▶ _TASK OBJECTIVE_
Go through the entries and count the lines with the string "this" in them. Give only that number.

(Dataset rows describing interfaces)
__________________________________________________

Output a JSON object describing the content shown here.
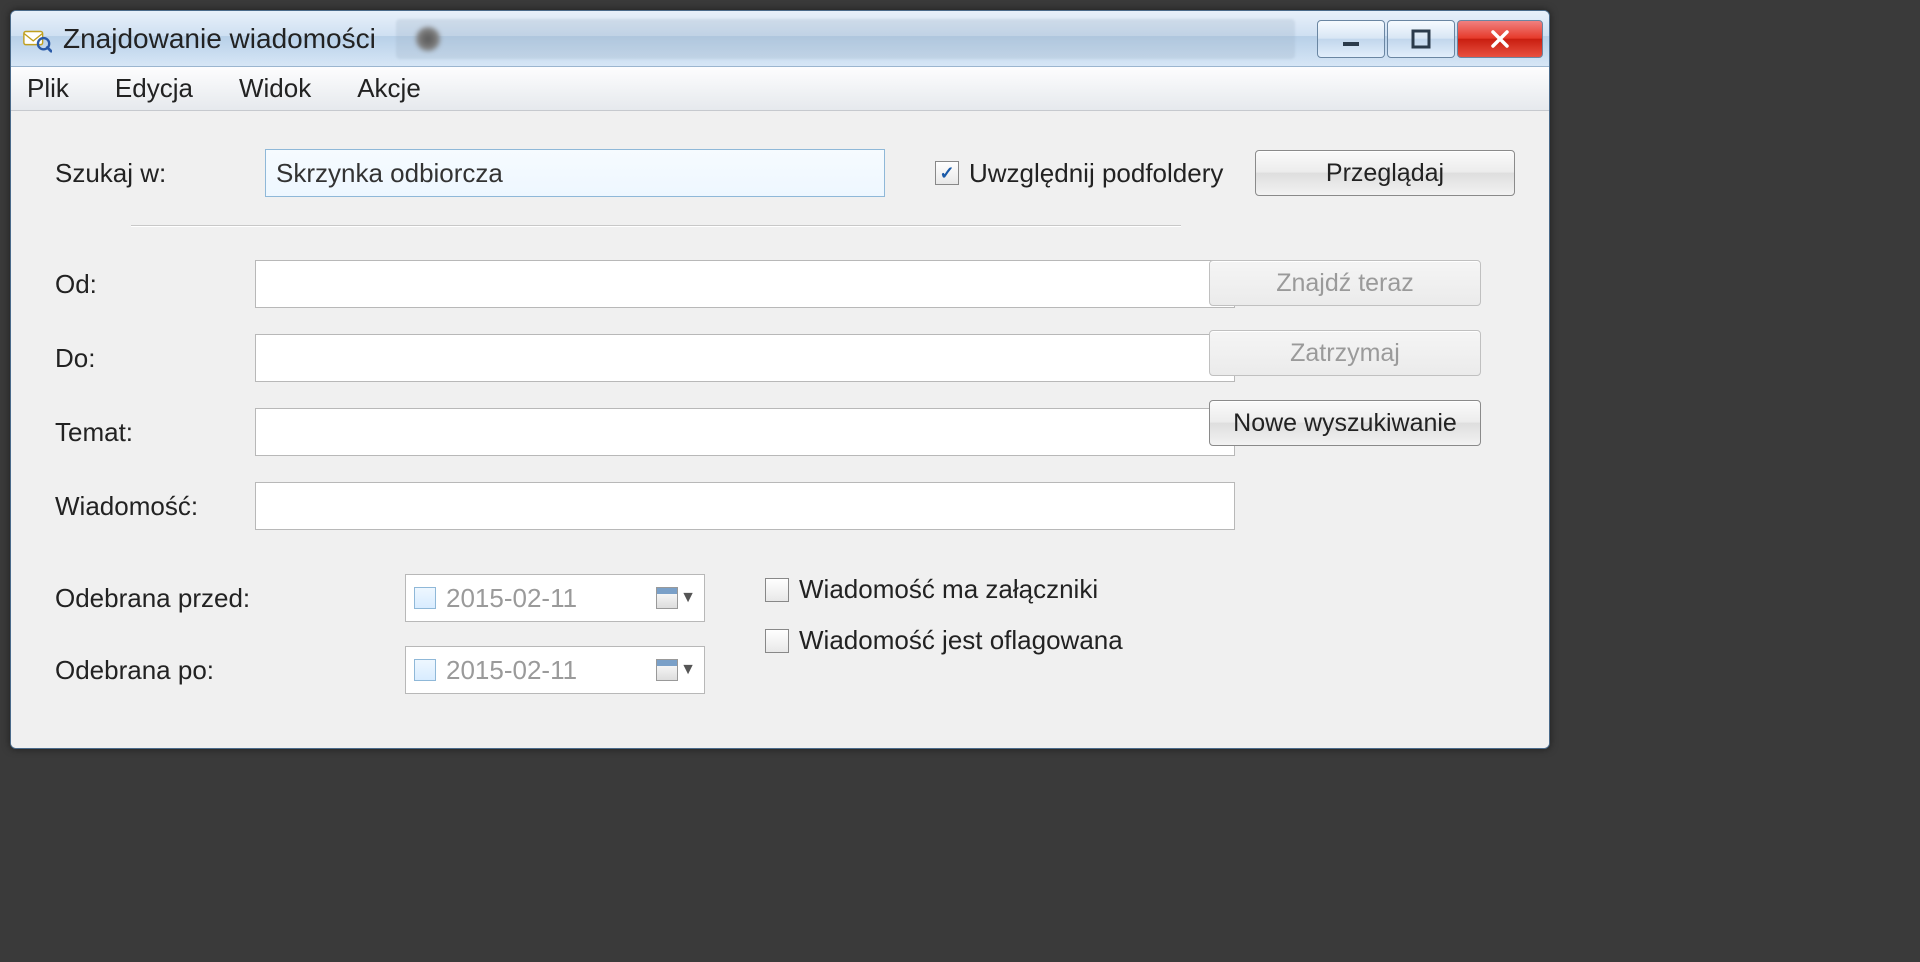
{
  "window": {
    "title": "Znajdowanie wiadomości"
  },
  "menubar": {
    "items": [
      "Plik",
      "Edycja",
      "Widok",
      "Akcje"
    ]
  },
  "form": {
    "search_in_label": "Szukaj w:",
    "search_in_value": "Skrzynka odbiorcza",
    "include_subfolders_label": "Uwzględnij podfoldery",
    "include_subfolders_checked": true,
    "browse_button": "Przeglądaj",
    "from_label": "Od:",
    "from_value": "",
    "to_label": "Do:",
    "to_value": "",
    "subject_label": "Temat:",
    "subject_value": "",
    "message_label": "Wiadomość:",
    "message_value": "",
    "received_before_label": "Odebrana przed:",
    "received_before_date": "2015-02-11",
    "received_before_checked": false,
    "received_after_label": "Odebrana po:",
    "received_after_date": "2015-02-11",
    "received_after_checked": false,
    "has_attachments_label": "Wiadomość ma załączniki",
    "has_attachments_checked": false,
    "is_flagged_label": "Wiadomość jest oflagowana",
    "is_flagged_checked": false
  },
  "buttons": {
    "find_now": "Znajdź teraz",
    "stop": "Zatrzymaj",
    "new_search": "Nowe wyszukiwanie"
  }
}
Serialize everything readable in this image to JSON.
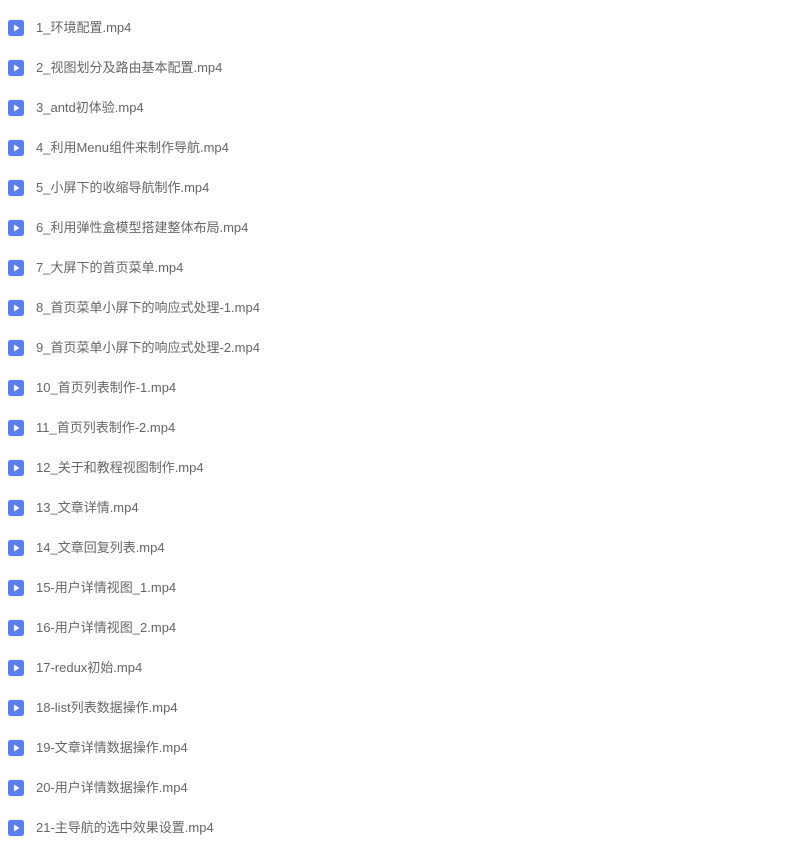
{
  "files": [
    {
      "name": "1_环境配置.mp4"
    },
    {
      "name": "2_视图划分及路由基本配置.mp4"
    },
    {
      "name": "3_antd初体验.mp4"
    },
    {
      "name": "4_利用Menu组件来制作导航.mp4"
    },
    {
      "name": "5_小屏下的收缩导航制作.mp4"
    },
    {
      "name": "6_利用弹性盒模型搭建整体布局.mp4"
    },
    {
      "name": "7_大屏下的首页菜单.mp4"
    },
    {
      "name": "8_首页菜单小屏下的响应式处理-1.mp4"
    },
    {
      "name": "9_首页菜单小屏下的响应式处理-2.mp4"
    },
    {
      "name": "10_首页列表制作-1.mp4"
    },
    {
      "name": "11_首页列表制作-2.mp4"
    },
    {
      "name": "12_关于和教程视图制作.mp4"
    },
    {
      "name": "13_文章详情.mp4"
    },
    {
      "name": "14_文章回复列表.mp4"
    },
    {
      "name": "15-用户详情视图_1.mp4"
    },
    {
      "name": "16-用户详情视图_2.mp4"
    },
    {
      "name": "17-redux初始.mp4"
    },
    {
      "name": "18-list列表数据操作.mp4"
    },
    {
      "name": "19-文章详情数据操作.mp4"
    },
    {
      "name": "20-用户详情数据操作.mp4"
    },
    {
      "name": "21-主导航的选中效果设置.mp4"
    }
  ]
}
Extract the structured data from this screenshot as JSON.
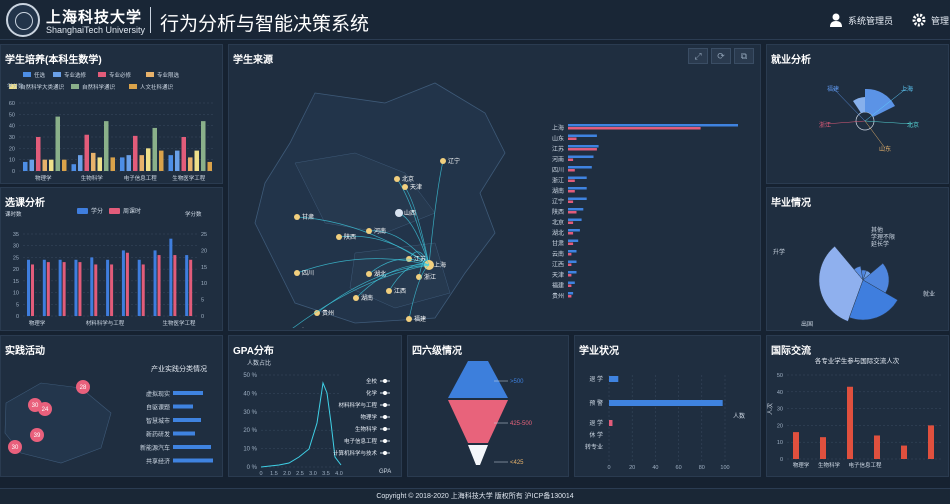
{
  "header": {
    "school_cn": "上海科技大学",
    "school_en": "ShanghaiTech University",
    "title": "行为分析与智能决策系统",
    "user": "系统管理员",
    "manage": "管理"
  },
  "footer": "Copyright © 2018-2020 上海科技大学 版权所有 沪ICP备130014",
  "panels": {
    "p1": "学生培养(本科生数学)",
    "p2": "学生来源",
    "p3": "就业分析",
    "p4": "选课分析",
    "p5": "毕业情况",
    "p6": "实践活动",
    "p7": "GPA分布",
    "p8": "四六级情况",
    "p9": "学业状况",
    "p10": "国际交流"
  },
  "training": {
    "unit": "学分数",
    "legend": [
      "任选",
      "专业选修",
      "专业必修",
      "专业限选",
      "自然科学大类通识",
      "自然科学通识",
      "人文社科通识"
    ],
    "colors": [
      "#4d8ee6",
      "#6aa0e8",
      "#e25c7a",
      "#e7b26b",
      "#efe08a",
      "#8ab08a",
      "#d9a24a"
    ],
    "categories": [
      "物理学",
      "生物科学",
      "电子信息工程",
      "生物医学工程"
    ],
    "ylim": [
      0,
      60
    ],
    "yticks": [
      "0",
      "10",
      "20",
      "30",
      "40",
      "50",
      "60"
    ],
    "values": [
      [
        8,
        10,
        30,
        10,
        10,
        48,
        10
      ],
      [
        6,
        14,
        32,
        16,
        12,
        44,
        12
      ],
      [
        12,
        14,
        31,
        14,
        20,
        38,
        18
      ],
      [
        14,
        18,
        30,
        12,
        18,
        44,
        8
      ]
    ]
  },
  "course": {
    "legend": [
      "学分",
      "周课时"
    ],
    "colors": [
      "#3f7ede",
      "#e25c7a"
    ],
    "left_unit": "课时数",
    "right_unit": "学分数",
    "left_ticks": [
      "0",
      "5",
      "10",
      "15",
      "20",
      "25",
      "30",
      "35"
    ],
    "right_ticks": [
      "0",
      "5",
      "10",
      "15",
      "20",
      "25"
    ],
    "categories": [
      "物理学",
      "材料科学与工程",
      "生物医学工程"
    ],
    "values": [
      [
        24,
        22
      ],
      [
        24,
        23
      ],
      [
        24,
        23
      ],
      [
        24,
        23
      ],
      [
        25,
        22
      ],
      [
        24,
        22
      ],
      [
        28,
        27
      ],
      [
        24,
        22
      ],
      [
        28,
        26
      ],
      [
        33,
        26
      ],
      [
        26,
        24
      ]
    ]
  },
  "source": {
    "provinces": [
      "上海",
      "山东",
      "江苏",
      "河南",
      "四川",
      "浙江",
      "湖南",
      "辽宁",
      "陕西",
      "北京",
      "湖北",
      "甘肃",
      "云南",
      "江西",
      "天津",
      "福建",
      "贵州"
    ],
    "values": [
      [
        100,
        78
      ],
      [
        17,
        5
      ],
      [
        18,
        17
      ],
      [
        15,
        3
      ],
      [
        14,
        4
      ],
      [
        11,
        4
      ],
      [
        11,
        4
      ],
      [
        11,
        3
      ],
      [
        9,
        5
      ],
      [
        8,
        3
      ],
      [
        7,
        3
      ],
      [
        6,
        3
      ],
      [
        5,
        2
      ],
      [
        5,
        2
      ],
      [
        5,
        2
      ],
      [
        4,
        2
      ],
      [
        3,
        2
      ]
    ],
    "cities": [
      "北京",
      "天津",
      "山西",
      "辽宁",
      "甘肃",
      "陕西",
      "河南",
      "江苏",
      "上海",
      "四川",
      "湖北",
      "浙江",
      "江西",
      "湖南",
      "贵州",
      "福建",
      "云南"
    ],
    "toolbar": [
      "⤢",
      "⟳",
      "⧉"
    ]
  },
  "employment": {
    "labels": [
      "福建",
      "上海",
      "北京",
      "山东",
      "浙江"
    ],
    "values": [
      40,
      70,
      20,
      10,
      15
    ]
  },
  "graduation": {
    "labels": [
      "升学",
      "其他",
      "学理不限",
      "延长学",
      "就业",
      "出国"
    ],
    "values": [
      30,
      5,
      5,
      5,
      30,
      25
    ]
  },
  "practice": {
    "subtitle": "产业实践分类情况",
    "categories": [
      "虚拟现实",
      "自驱课题",
      "智慧城市",
      "新药研发",
      "新能源汽车",
      "共享经济"
    ],
    "values": [
      30,
      20,
      28,
      22,
      38,
      40
    ],
    "pins": [
      "28",
      "30",
      "24",
      "39",
      "30"
    ]
  },
  "gpa": {
    "unit": "人数占比",
    "yticks": [
      "0 %",
      "10 %",
      "20 %",
      "30 %",
      "40 %",
      "50 %"
    ],
    "xticks": [
      "0",
      "1.5",
      "2.0",
      "2.5",
      "3.0",
      "3.5",
      "4.0"
    ],
    "xlabel": "GPA",
    "legend": [
      "全校",
      "化学",
      "材料科学与工程",
      "物理学",
      "生物科学",
      "电子信息工程",
      "计算机科学与技术"
    ]
  },
  "cet": {
    "labels": [
      ">500",
      "425-500",
      "<425"
    ],
    "colors": [
      "#3d7fdc",
      "#e8637b",
      "#f3f6fa"
    ]
  },
  "academic": {
    "categories": [
      "退 学",
      "预 警",
      "退 学",
      "休 学",
      "转专业"
    ],
    "values": [
      8,
      98,
      3,
      0,
      0
    ],
    "xticks": [
      "0",
      "20",
      "40",
      "60",
      "80",
      "100"
    ],
    "unit": "人数"
  },
  "exchange": {
    "subtitle": "各专业学生参与国际交流人次",
    "ylabel": "人次",
    "categories": [
      "物理学",
      "生物科学",
      "电子信息工程"
    ],
    "values": [
      16,
      13,
      43,
      14,
      8,
      20
    ],
    "ylim": [
      0,
      50
    ],
    "yticks": [
      "0",
      "10",
      "20",
      "30",
      "40",
      "50"
    ]
  }
}
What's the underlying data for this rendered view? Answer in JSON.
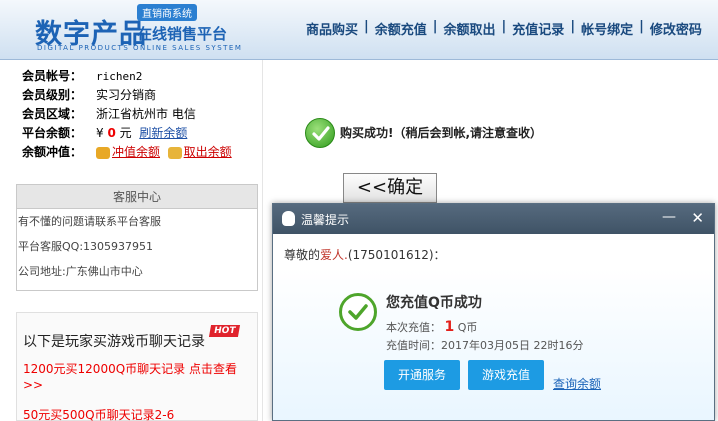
{
  "header": {
    "logo_main": "数字产品",
    "logo_badge": "直销商系统",
    "logo_sub": "在线销售平台",
    "logo_en": "DIGITAL PRODUCTS ONLINE SALES SYSTEM",
    "nav": [
      "商品购买",
      "余额充值",
      "余额取出",
      "充值记录",
      "帐号绑定",
      "修改密码"
    ]
  },
  "account": {
    "id_label": "会员帐号：",
    "id_value": "richen2",
    "level_label": "会员级别：",
    "level_value": "实习分销商",
    "region_label": "会员区域：",
    "region_value": "浙江省杭州市 电信",
    "balance_label": "平台余额：",
    "currency": "¥",
    "balance": "0",
    "unit": "元",
    "refresh_link": "刷新余额",
    "topup_label": "余额冲值：",
    "topup_link": "冲值余额",
    "withdraw_link": "取出余额"
  },
  "service": {
    "title": "客服中心",
    "lines": [
      "有不懂的问题请联系平台客服",
      "平台客服QQ:1305937951",
      "公司地址:广东佛山市中心"
    ]
  },
  "records": {
    "title": "以下是玩家买游戏币聊天记录",
    "hot": "HOT",
    "link1": "1200元买12000Q币聊天记录 点击查看>>",
    "link2": "50元买500Q币聊天记录2-6"
  },
  "main": {
    "success": "购买成功!（稍后会到帐,请注意查收）",
    "confirm": "<<确定"
  },
  "dialog": {
    "title": "温馨提示",
    "min": "—",
    "close": "✕",
    "greet_pre": "尊敬的",
    "nickname": "爱人.",
    "greet_post": "(1750101612)：",
    "headline": "您充值Q币成功",
    "amount_label": "本次充值：",
    "amount": "1",
    "amount_unit": "Q币",
    "time_label": "充值时间：",
    "time": "2017年03月05日 22时16分",
    "btn_open": "开通服务",
    "btn_game": "游戏充值",
    "link_balance": "查询余额"
  }
}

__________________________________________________

▶ _SOLUTION BELOW_
3